### [Task directions]
Scan the records for the word "checked". Copy each line that includes it.

----- Working data -----

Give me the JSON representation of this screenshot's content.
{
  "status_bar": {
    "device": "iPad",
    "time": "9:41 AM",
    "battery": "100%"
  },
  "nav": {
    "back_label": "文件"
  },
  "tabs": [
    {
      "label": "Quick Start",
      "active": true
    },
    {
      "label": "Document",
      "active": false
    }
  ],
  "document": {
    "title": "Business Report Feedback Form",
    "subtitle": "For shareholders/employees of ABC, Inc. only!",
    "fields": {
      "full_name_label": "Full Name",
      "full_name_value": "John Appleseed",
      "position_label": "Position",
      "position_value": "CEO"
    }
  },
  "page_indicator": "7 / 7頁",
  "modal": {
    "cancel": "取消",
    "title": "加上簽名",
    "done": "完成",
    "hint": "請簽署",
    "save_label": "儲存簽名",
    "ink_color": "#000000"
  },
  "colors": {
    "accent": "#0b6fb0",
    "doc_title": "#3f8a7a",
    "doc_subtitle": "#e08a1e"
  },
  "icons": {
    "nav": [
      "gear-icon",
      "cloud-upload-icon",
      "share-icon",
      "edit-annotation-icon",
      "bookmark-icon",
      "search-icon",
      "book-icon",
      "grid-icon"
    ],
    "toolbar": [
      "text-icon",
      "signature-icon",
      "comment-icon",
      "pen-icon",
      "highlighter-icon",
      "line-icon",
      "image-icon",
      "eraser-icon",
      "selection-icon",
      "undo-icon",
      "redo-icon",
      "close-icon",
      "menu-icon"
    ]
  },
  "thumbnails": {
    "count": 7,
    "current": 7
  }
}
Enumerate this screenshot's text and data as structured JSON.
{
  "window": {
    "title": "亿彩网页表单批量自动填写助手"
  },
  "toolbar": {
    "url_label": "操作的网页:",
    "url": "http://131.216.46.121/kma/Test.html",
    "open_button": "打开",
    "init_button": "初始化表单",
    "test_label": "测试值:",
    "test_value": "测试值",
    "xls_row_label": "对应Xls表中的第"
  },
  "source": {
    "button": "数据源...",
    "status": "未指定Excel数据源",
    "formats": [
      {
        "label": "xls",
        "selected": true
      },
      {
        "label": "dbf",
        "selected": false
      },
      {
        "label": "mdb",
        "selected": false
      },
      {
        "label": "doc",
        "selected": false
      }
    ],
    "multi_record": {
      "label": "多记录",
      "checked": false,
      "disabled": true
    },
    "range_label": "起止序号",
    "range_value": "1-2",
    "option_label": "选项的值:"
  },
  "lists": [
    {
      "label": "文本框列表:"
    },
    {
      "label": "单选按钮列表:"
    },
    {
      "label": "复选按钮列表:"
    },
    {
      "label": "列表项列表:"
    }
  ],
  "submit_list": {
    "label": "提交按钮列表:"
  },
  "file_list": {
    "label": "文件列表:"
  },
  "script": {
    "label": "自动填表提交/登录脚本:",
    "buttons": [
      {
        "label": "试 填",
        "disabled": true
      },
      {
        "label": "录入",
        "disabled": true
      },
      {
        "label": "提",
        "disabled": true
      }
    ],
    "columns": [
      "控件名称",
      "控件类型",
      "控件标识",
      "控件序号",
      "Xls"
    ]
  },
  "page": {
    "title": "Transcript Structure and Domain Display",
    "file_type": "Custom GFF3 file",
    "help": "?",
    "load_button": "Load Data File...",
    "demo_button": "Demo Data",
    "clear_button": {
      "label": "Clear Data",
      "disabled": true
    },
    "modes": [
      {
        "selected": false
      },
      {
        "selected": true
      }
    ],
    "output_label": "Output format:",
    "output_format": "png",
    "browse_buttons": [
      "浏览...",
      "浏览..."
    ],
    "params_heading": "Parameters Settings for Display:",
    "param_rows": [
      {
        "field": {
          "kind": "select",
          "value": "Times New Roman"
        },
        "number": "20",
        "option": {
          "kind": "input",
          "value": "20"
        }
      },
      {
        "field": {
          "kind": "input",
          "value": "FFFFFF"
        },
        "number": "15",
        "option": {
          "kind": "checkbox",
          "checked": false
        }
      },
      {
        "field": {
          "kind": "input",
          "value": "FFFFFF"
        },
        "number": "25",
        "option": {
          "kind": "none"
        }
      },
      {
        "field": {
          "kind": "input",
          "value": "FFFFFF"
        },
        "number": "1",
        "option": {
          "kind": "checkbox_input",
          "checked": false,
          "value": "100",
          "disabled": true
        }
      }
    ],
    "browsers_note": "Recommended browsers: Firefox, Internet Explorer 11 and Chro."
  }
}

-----

### [Task answer]
      "checked": false,
          "checked": false
          "checked": false,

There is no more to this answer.